YOUR OBJECTIVE »
Isolate every line in the data with the string "color" and copy it.

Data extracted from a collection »
■ ■ ■ ■ ■ ■ ■

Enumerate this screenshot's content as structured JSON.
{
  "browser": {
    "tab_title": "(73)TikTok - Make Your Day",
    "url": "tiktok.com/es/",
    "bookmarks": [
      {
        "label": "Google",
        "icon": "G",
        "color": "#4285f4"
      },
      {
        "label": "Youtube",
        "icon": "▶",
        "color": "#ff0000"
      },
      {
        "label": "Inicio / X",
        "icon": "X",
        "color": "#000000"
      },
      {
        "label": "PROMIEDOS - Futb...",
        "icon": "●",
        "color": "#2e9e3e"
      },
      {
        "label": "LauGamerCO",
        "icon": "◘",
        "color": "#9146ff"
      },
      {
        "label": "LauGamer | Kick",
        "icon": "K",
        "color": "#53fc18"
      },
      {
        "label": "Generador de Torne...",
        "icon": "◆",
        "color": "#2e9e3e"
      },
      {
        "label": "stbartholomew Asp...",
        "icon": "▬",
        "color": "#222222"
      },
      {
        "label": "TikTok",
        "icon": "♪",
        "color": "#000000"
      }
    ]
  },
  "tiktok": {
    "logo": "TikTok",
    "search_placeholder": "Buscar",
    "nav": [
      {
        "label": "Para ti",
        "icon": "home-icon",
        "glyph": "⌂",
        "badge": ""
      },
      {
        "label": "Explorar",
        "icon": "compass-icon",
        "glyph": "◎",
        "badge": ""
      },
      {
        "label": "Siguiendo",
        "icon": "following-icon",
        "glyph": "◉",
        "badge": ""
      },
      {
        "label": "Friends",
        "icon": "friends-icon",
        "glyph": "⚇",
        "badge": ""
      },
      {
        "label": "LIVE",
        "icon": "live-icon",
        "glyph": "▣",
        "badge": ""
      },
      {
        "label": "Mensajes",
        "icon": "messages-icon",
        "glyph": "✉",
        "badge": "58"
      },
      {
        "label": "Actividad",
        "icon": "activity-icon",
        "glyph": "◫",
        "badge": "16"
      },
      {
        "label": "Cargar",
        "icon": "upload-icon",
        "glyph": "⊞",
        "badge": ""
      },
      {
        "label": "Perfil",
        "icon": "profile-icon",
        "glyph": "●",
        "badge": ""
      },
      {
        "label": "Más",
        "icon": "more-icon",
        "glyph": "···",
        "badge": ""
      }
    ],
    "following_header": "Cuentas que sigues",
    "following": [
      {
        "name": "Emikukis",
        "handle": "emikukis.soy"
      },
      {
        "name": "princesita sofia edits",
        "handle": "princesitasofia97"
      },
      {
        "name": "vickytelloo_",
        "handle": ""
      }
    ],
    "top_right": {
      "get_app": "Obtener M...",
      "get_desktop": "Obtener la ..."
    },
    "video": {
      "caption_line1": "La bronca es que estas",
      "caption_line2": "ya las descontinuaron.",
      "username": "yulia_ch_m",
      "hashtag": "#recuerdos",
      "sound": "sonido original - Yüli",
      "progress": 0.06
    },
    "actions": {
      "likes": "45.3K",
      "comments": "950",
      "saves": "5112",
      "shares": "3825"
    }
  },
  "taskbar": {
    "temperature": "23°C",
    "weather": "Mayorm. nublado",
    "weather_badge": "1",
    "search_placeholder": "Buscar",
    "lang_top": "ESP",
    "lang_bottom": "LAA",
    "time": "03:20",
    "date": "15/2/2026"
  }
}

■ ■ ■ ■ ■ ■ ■

YOUR RESPONSE »
        "color": "#4285f4"
        "color": "#ff0000"
        "color": "#000000"
        "color": "#2e9e3e"
        "color": "#9146ff"
        "color": "#53fc18"
        "color": "#2e9e3e"
        "color": "#222222"
        "color": "#000000"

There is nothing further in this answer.